It means that our shop has completed factory training with numerous OEM manufactures on how to properly repair your vehicle. Believe it or not, most “body shops” including dealers that have a body shop, have never taken this training. It’s normally very expensive and requires new tooling and Equipment.
In most cases yes. Not every “body shop” or repair facilities are the same. Most are still repairing vehicles the way that they did many years ago. With the new fuel economy standards that the EPA and Federal Government imposed on all OEM’s manufactures, they have to “lightweight” the vehicles and make them more fuel efficient or face enormous penalties. These are not easily repaired using outdated methods. That is why we chose to be a certified collision facility – so we can properly repair your vehicle based on the manufacturers specifications.
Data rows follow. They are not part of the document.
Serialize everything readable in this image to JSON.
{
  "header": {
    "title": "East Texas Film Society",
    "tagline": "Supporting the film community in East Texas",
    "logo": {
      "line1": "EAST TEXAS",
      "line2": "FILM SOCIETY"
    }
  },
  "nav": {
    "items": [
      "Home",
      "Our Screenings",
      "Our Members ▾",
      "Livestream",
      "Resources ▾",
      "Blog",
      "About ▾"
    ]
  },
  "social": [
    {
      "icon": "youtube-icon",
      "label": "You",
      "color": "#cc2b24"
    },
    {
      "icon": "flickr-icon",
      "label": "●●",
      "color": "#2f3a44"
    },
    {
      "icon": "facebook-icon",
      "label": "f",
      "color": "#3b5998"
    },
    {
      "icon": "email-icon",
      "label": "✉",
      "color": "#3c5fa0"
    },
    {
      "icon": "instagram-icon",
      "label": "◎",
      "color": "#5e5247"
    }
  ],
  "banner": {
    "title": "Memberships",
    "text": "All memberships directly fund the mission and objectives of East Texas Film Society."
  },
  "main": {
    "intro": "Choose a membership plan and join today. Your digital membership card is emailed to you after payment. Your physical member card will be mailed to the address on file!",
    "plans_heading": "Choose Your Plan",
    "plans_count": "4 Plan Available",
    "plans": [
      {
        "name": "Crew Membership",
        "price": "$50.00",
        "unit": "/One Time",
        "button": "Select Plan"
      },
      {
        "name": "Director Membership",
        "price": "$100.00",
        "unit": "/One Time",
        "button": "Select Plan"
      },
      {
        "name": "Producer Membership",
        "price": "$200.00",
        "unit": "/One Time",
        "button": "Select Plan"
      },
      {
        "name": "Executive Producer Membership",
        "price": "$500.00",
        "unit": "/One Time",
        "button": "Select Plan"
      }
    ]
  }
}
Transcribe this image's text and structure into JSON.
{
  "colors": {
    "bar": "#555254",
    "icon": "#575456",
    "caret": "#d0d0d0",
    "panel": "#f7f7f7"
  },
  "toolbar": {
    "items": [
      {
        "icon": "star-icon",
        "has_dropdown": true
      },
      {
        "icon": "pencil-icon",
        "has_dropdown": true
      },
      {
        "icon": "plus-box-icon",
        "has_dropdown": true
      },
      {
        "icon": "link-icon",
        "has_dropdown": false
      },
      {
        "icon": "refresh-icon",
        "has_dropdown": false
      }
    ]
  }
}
OEM stands for “Original Equipment Manufacturer” and is used to describe parts made by or for the manufacturer of your vehicle. So OEM Porsche parts come from Porsche, Mercedes parts from Mercedes and so on.
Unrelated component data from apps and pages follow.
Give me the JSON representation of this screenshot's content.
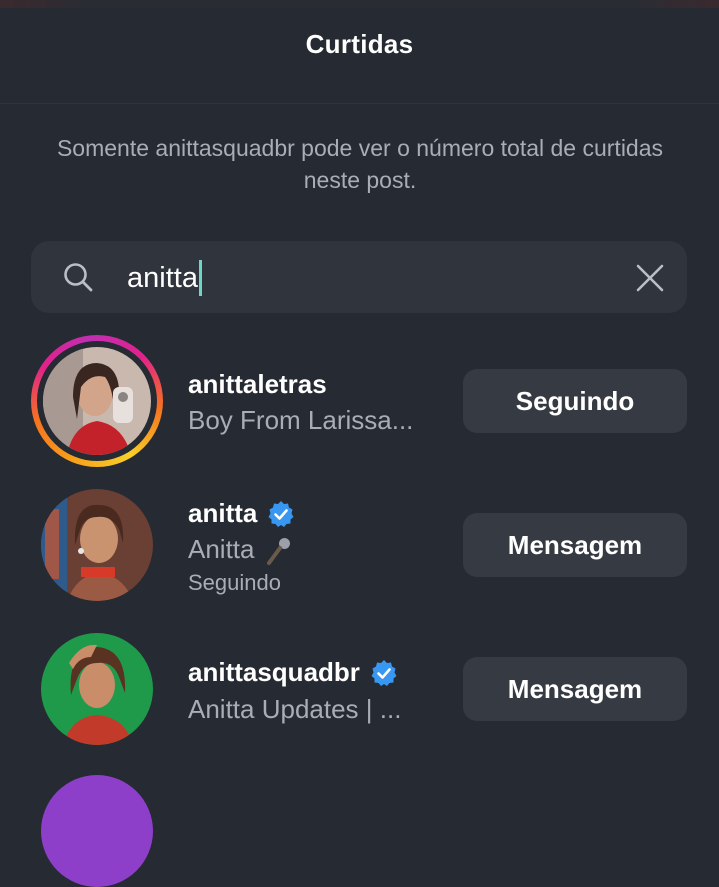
{
  "header": {
    "title": "Curtidas"
  },
  "notice": "Somente anittasquadbr pode ver o número total de curtidas neste post.",
  "search": {
    "value": "anitta",
    "icon": "search-icon",
    "clear_icon": "close-icon"
  },
  "colors": {
    "background": "#262a32",
    "field": "#30343c",
    "button": "#363a43",
    "verified": "#3897f0",
    "caret": "#6fd6c7"
  },
  "results": [
    {
      "username": "anittaletras",
      "name": "Boy From Larissa...",
      "verified": false,
      "story_ring": true,
      "button": "Seguindo"
    },
    {
      "username": "anitta",
      "name": "Anitta",
      "name_icon": "microphone-icon",
      "verified": true,
      "subtext": "Seguindo",
      "button": "Mensagem"
    },
    {
      "username": "anittasquadbr",
      "name": "Anitta Updates | ...",
      "verified": true,
      "button": "Mensagem"
    }
  ]
}
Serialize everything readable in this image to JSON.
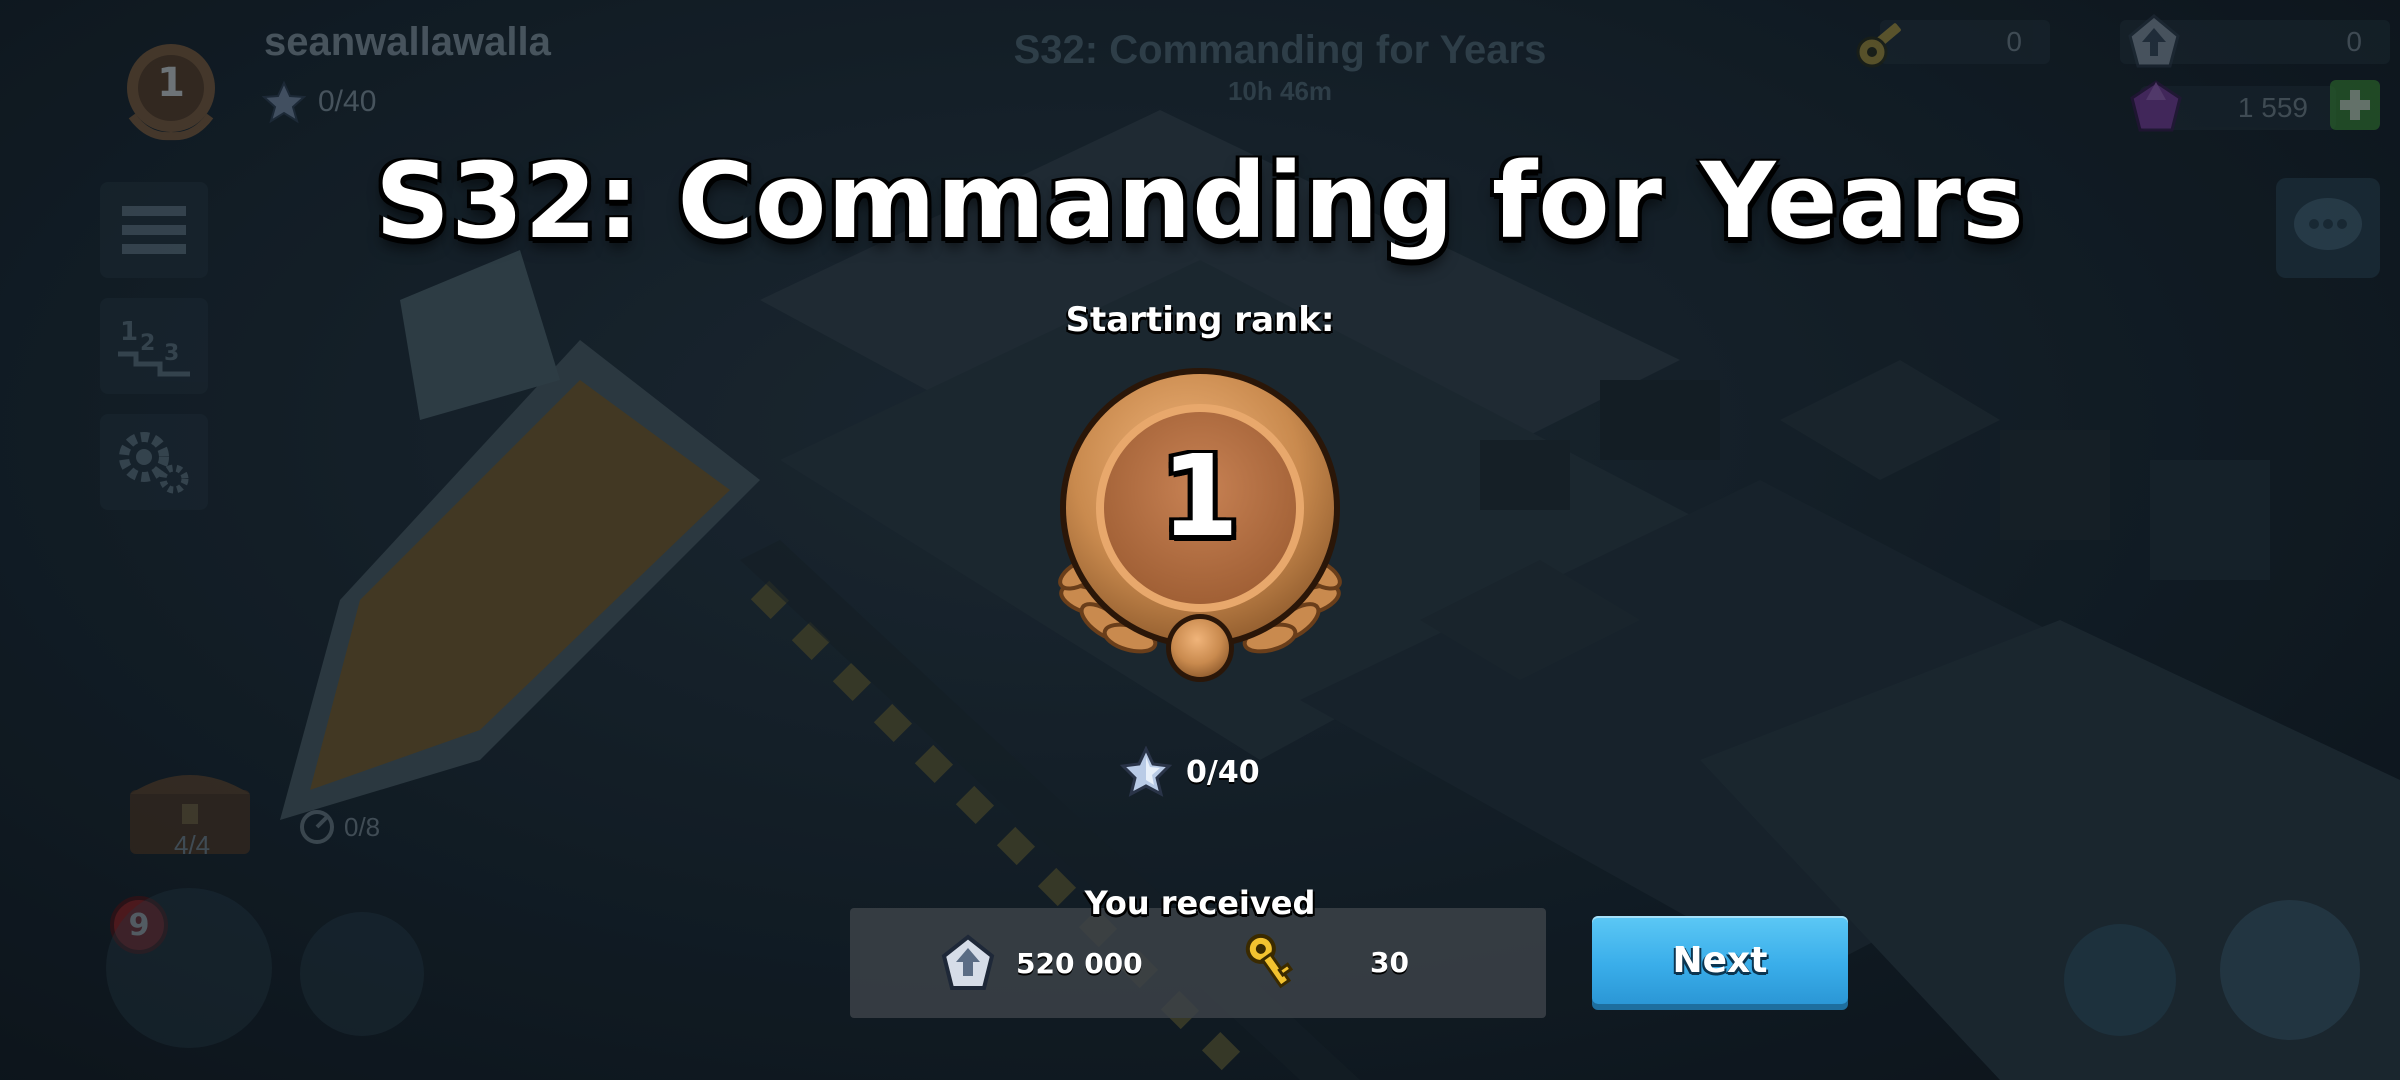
{
  "hud": {
    "player_name": "seanwallawalla",
    "player_rank": "1",
    "player_stars": "0/40",
    "season_title_faded": "S32: Commanding for Years",
    "season_timer": "10h 46m",
    "resources": {
      "keys": "0",
      "intel": "0",
      "diamonds": "1 559"
    },
    "chest_count": "4/4",
    "intel_count": "0/8",
    "notification_badge": "9"
  },
  "modal": {
    "title": "S32: Commanding for Years",
    "starting_rank_label": "Starting rank:",
    "rank_number": "1",
    "stars_progress": "0/40",
    "received_label": "You received",
    "rewards": [
      {
        "icon": "intel-icon",
        "amount": "520 000"
      },
      {
        "icon": "key-icon",
        "amount": "30"
      }
    ],
    "next_button": "Next"
  },
  "colors": {
    "bronze": "#c98a4e",
    "next_button": "#3aaeea",
    "key_yellow": "#f2c230",
    "gem_purple": "#a24cc7",
    "plus_green": "#46b83a"
  }
}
Aftermarket (A/M) is used to describe parts that are produced by a manufacturer other than the one who originally made your car. Aftermarket parts are usually less expensive than new OEM. There are some A/M parts the are utilized in most repairs.
LKQ stands for “like, kind and quality.” Most of us are more familiar with the other term for this category which is “Used Parts.” The term LKQ should more precisely define a sub-category of used parts that are just like the ones on your vehicle before the loss, with a similar age and mileage.
Almost every vehicle color can be matched by utilizing technology and craftsmanship. Our technicians are factory trained using state-of-the-art equipment to assure colors are matched to manufacturer’s standards.
Technicians receive numerous hours of manufacturer training on most all makes and models. Because we repair so many different types of vehicles our ASE Master and ICAR trained technicians have years of experience and understand the complexities of today’s vehicles.